INSTRUCTIONS FOR THE TASK: Check each line of the entries. Copy the ones that contain the string "JSON".

[Interface dataset entries]
----

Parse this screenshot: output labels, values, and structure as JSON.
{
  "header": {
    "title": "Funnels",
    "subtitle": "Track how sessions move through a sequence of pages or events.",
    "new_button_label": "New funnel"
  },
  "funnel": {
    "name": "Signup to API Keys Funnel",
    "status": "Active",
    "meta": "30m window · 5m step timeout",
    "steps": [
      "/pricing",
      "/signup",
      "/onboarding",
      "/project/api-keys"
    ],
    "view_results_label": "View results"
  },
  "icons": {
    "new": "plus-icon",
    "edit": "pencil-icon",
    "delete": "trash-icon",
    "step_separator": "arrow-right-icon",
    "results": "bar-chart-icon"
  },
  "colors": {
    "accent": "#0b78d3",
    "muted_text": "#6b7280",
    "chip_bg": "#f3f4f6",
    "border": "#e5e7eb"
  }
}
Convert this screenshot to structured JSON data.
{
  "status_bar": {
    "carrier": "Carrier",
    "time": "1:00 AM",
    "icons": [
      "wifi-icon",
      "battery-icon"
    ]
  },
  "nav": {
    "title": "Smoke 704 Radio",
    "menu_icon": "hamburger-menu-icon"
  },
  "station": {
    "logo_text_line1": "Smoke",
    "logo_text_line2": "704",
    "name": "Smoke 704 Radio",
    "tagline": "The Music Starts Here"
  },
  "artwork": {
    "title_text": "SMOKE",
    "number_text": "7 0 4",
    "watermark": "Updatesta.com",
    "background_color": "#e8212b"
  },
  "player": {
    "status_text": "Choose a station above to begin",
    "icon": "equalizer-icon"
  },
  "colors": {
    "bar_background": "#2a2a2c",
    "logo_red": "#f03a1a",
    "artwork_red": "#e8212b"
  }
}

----

OUTPUT BELOW:
Parse this screenshot: output labels, values, and structure as JSON.
Convert this screenshot to structured JSON data.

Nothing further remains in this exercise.